Please forgive the obscurity of this description, but this is a play to which everyone will have a different reaction . . . more than usual. This sounds like it would be a difficult play to watch, but it isn’t. Each of the character’s blunt honesty adds an awkwardness to their conversations that, as an audience member, you can’t help but laugh. It might be a nervous laugh, a “why did he say that?” kind of laugh, but a chuckle nevertheless. There are some surprises along the way, but a final scene allows them to end as they started, enjoying a summer’s evening under the stars with a realization that these mundane moments of no consequence are some of the most precious.
As usual, BETC attracts the best from the acting pool. In this case, Michael Morgan plays Bob with an impatient, slightly depressed, sardonic wit that is both off-putting and endearing. Emily Paton Davies as Jennifer, his wife, is the long suffering, exhausted emotionally caregiver. Her love is being stretched to the breaking point by her husband’s casual attitude to treatment.
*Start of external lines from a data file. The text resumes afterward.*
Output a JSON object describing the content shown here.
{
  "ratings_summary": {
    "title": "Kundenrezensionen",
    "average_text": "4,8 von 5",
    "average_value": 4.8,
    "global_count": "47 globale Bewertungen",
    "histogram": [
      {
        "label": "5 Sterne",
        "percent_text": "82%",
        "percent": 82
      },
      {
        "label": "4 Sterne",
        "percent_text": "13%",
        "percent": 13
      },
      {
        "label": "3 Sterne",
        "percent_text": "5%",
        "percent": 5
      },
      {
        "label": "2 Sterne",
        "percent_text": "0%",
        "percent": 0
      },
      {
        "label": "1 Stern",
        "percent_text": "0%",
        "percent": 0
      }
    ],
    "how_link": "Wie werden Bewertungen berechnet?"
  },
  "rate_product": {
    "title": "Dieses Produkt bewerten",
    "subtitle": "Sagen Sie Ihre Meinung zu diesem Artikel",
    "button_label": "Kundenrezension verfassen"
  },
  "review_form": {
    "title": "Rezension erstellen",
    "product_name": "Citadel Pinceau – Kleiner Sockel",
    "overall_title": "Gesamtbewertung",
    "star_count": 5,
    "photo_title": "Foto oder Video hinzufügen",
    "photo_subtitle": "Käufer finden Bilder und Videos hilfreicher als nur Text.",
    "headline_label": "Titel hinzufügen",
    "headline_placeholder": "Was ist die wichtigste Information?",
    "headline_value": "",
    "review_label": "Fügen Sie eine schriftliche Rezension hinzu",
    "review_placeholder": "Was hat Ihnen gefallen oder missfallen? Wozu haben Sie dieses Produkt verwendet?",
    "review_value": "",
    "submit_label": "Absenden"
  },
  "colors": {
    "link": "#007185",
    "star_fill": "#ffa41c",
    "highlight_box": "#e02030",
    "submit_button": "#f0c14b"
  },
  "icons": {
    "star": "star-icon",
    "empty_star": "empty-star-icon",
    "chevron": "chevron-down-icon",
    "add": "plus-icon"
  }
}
Casey Andree nails the mysterious John whose secrets are gradually revealed and begin to explain his odd behavior toward his neighbors and his wife. Pony, played by Kate Parkin, is like a 70’s flower child in her innocence and manner. She knows something is wrong and prays to a God she doesn’t believe in to save her from it.
Also as usual, the physical space in which the play is performed is cut to the bone minimalist with just the bare necessities to suggest the back yard of the older Jones’ house, the kitchen of the younger Joneses and the cut-aways to smaller scenes in stores, etc. as needed. The lighting design by Sean Mallory always seemed to suggest something lurking just outside the perimeter of our eyesight, just over the fence. The sound design by Lindsey Wagner featured xylophone music of various moods that led us into the following scene.
This is one worth pondering. I hope more theatres become interested in presenting more of Mr. Eno’s work; he has a unique voice.
A WOW factor of 8.5!!